**Extracted information**
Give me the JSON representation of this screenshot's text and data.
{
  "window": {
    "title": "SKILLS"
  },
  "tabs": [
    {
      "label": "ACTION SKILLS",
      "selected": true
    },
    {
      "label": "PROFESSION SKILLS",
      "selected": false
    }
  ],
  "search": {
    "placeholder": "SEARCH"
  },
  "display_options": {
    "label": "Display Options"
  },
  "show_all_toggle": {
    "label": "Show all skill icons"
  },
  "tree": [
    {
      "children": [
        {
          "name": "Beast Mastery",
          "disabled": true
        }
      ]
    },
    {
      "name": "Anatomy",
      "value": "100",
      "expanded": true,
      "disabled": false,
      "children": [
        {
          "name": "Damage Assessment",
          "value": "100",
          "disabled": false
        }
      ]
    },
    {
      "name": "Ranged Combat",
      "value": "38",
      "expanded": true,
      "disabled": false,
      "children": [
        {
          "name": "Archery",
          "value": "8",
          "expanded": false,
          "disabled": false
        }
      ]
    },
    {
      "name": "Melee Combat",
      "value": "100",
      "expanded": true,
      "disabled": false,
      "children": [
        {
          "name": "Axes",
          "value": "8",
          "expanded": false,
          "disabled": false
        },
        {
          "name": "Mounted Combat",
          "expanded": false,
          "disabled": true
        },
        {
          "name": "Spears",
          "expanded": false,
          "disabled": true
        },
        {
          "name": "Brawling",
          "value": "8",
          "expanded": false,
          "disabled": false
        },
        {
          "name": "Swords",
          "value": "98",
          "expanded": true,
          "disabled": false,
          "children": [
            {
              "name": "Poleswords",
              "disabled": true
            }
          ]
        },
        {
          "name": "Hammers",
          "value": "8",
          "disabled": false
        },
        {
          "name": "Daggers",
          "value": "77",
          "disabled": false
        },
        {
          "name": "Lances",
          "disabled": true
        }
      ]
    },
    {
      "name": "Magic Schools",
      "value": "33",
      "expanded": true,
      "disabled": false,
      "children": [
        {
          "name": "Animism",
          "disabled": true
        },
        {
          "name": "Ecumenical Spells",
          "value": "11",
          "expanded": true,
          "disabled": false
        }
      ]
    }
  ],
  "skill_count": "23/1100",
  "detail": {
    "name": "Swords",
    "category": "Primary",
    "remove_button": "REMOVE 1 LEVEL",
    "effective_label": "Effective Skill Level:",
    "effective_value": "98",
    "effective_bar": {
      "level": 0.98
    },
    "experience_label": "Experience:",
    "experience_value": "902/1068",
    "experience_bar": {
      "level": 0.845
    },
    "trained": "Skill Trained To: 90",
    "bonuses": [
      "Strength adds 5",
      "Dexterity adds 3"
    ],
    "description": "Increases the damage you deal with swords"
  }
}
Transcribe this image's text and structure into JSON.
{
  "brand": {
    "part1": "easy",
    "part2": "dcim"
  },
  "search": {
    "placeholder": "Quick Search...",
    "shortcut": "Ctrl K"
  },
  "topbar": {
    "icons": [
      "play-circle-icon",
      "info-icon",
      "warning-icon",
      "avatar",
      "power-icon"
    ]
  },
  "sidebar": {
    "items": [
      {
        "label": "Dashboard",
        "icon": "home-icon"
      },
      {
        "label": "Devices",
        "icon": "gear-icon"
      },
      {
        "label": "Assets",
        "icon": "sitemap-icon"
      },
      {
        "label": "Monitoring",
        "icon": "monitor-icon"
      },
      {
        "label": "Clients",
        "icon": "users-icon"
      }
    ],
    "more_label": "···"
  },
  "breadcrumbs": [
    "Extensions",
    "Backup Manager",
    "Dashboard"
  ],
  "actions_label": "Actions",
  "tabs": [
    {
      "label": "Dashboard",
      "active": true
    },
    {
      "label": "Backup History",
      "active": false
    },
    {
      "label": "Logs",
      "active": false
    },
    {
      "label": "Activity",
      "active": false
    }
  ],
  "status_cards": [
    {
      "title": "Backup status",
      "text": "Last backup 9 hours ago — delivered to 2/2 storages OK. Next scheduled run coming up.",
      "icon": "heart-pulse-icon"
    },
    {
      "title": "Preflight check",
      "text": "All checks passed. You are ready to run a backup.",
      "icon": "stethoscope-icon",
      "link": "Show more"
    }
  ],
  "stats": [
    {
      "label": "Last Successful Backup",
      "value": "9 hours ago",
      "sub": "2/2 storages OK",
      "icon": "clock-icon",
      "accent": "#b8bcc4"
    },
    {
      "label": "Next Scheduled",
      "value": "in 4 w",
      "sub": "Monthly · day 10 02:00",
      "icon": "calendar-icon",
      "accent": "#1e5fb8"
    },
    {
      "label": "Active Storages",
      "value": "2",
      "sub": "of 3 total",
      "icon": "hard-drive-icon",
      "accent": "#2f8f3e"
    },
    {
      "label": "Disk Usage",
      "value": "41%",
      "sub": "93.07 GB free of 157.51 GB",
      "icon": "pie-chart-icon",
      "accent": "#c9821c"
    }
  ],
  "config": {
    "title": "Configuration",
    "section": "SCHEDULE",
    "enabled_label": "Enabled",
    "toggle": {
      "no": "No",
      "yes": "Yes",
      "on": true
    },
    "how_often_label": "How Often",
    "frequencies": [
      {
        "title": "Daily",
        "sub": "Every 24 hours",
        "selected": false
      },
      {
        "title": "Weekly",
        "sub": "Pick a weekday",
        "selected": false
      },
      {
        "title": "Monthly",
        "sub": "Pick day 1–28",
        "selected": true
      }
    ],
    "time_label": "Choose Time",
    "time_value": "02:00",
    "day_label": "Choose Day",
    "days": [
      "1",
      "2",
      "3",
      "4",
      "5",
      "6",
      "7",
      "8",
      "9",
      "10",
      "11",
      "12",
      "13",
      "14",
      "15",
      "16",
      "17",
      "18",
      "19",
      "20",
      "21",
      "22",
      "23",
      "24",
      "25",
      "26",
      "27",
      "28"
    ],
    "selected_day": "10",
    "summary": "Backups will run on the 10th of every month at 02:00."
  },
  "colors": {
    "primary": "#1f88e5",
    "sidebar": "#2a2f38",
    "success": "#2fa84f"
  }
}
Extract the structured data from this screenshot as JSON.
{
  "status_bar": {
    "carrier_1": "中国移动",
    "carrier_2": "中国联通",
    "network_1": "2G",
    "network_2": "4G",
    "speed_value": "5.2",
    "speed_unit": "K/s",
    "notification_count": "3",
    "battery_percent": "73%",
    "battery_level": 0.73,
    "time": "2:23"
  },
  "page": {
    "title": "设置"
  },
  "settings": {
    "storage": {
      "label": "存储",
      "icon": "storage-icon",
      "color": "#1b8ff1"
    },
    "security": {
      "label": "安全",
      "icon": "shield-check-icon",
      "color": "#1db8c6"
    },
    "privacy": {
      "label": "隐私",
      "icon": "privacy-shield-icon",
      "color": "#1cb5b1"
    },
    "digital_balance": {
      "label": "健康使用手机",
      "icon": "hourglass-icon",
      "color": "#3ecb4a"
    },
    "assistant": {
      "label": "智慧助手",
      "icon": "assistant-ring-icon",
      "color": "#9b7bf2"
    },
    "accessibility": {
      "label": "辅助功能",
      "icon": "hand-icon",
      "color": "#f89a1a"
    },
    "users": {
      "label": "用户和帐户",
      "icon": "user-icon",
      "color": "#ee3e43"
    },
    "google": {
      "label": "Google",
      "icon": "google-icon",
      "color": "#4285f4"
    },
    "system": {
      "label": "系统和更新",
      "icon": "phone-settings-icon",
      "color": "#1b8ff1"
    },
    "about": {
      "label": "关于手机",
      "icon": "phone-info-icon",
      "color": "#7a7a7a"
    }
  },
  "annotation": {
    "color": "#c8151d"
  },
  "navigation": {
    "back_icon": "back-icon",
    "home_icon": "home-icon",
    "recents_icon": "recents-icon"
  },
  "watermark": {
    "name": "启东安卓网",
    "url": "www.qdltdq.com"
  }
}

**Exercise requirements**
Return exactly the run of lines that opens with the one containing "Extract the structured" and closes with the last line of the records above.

**Answer below**
Extract the structured data from this screenshot as JSON.
{
  "status_bar": {
    "carrier_1": "中国移动",
    "carrier_2": "中国联通",
    "network_1": "2G",
    "network_2": "4G",
    "speed_value": "5.2",
    "speed_unit": "K/s",
    "notification_count": "3",
    "battery_percent": "73%",
    "battery_level": 0.73,
    "time": "2:23"
  },
  "page": {
    "title": "设置"
  },
  "settings": {
    "storage": {
      "label": "存储",
      "icon": "storage-icon",
      "color": "#1b8ff1"
    },
    "security": {
      "label": "安全",
      "icon": "shield-check-icon",
      "color": "#1db8c6"
    },
    "privacy": {
      "label": "隐私",
      "icon": "privacy-shield-icon",
      "color": "#1cb5b1"
    },
    "digital_balance": {
      "label": "健康使用手机",
      "icon": "hourglass-icon",
      "color": "#3ecb4a"
    },
    "assistant": {
      "label": "智慧助手",
      "icon": "assistant-ring-icon",
      "color": "#9b7bf2"
    },
    "accessibility": {
      "label": "辅助功能",
      "icon": "hand-icon",
      "color": "#f89a1a"
    },
    "users": {
      "label": "用户和帐户",
      "icon": "user-icon",
      "color": "#ee3e43"
    },
    "google": {
      "label": "Google",
      "icon": "google-icon",
      "color": "#4285f4"
    },
    "system": {
      "label": "系统和更新",
      "icon": "phone-settings-icon",
      "color": "#1b8ff1"
    },
    "about": {
      "label": "关于手机",
      "icon": "phone-info-icon",
      "color": "#7a7a7a"
    }
  },
  "annotation": {
    "color": "#c8151d"
  },
  "navigation": {
    "back_icon": "back-icon",
    "home_icon": "home-icon",
    "recents_icon": "recents-icon"
  },
  "watermark": {
    "name": "启东安卓网",
    "url": "www.qdltdq.com"
  }
}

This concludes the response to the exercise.